I find no Google references to using flocculant to settle out resin in IPA baths. While I’d never add anything like this to the FormWash, I would add this in my intermediate wash bucket to rinse off Simple Green from parts that have soaked for a while. Simple Green doesn’t keep resin in suspension like IPA does and, since the IPA bucket has a flat bottom (it’s from the FormLabs wash station), removing semi-solidified “flocked” resin should be simple and more effective than continuously filtering with paper towels.
I don’t think any mechanical means of filtering will work better than gravity, time and paper towels in a sieve. I tried coffee filters but they clogged quickly. The CLEAR resin seems to settle out faster than Grey Pro. Simple Green does a great job of cleaning off the majority of the GP directly from the printer and that goop settles to the bottom of the bucket but residual surface-resin doesn’t separate well in 1st stage IPA wash.
If flocculant works in sewage systems, water/mud separation following gold processing (I saw that on Discovery Channel’s Gold Rush Freddie Dodge), beer processing (Google searches for “flocculant”) and several metal removal processes (that’s where I had some experience with it in a previous job), I would think there is a brew somewhere that can address SLA resin in IPA.
I followed up on your suggestion re: a filtering system. Even chatted with a DuPont chemist today. Seems that a chemical flocculant isn’t an option for IPA. The mechanical filtering systems recommended by FormLabs use a similar process to what you were referring to on the Google link. A chemist who works in large scale water treatment applications suggested this so you may be on to something. Paper towels and coffee filters filter 20 micron particles and I need something about half that size. He linked me to this:

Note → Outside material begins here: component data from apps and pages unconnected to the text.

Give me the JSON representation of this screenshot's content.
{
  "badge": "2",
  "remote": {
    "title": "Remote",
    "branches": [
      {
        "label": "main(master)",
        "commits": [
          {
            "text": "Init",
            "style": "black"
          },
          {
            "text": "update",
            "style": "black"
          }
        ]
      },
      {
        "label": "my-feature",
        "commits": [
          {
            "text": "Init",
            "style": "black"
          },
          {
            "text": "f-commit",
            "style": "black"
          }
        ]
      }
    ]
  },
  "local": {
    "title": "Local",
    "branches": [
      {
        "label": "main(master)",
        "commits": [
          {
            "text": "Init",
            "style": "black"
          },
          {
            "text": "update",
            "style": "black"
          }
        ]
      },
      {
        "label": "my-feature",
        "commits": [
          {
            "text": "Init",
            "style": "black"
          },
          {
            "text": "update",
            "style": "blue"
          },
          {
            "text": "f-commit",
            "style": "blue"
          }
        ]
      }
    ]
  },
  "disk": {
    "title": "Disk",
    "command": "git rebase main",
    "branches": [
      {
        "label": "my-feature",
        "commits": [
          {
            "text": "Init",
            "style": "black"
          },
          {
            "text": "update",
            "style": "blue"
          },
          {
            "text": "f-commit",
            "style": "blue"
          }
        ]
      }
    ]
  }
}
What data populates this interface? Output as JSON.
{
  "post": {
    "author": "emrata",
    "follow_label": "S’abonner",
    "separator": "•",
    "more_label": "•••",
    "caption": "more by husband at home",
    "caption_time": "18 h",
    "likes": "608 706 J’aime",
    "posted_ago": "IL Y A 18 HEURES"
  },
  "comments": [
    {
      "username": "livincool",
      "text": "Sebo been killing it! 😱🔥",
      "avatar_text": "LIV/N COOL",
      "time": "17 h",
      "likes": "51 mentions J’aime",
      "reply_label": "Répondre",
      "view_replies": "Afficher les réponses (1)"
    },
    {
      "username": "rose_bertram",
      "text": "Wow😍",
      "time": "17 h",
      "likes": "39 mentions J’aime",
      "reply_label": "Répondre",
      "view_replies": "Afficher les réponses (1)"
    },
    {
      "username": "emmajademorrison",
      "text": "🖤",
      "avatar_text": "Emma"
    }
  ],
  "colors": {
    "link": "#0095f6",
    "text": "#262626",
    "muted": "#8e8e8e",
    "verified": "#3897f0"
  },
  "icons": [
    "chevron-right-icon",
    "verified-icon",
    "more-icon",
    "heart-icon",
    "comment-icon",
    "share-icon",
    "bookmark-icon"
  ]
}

I stumbled across a discussion on a model railroad group where the original poster asked about straining resin. A respondent based his suggestion on this:
I tried it in a small Mason jar, with the added water per his suggestion to bond with the salt, and the Simple Green I use in 1st stage after printing was separated from the 99% IPA resulting in greatly improved clarity. There is a layer of unused salt on the bottom, then a green-tinted layer with some particles in it, then the clear(er) IPA. Not sure if just the SG is being removed so I’m trying a gallon-sized experiment now. I may just bite the bullet and buy the filtering set shown in the Amazon link.
What you are attempting is analogous to removing alcohol from wine, ie remove an alcohol from a complex solution. There are a number of methods in use in the wine industry, but none are as simple or cost effective as basic distillation.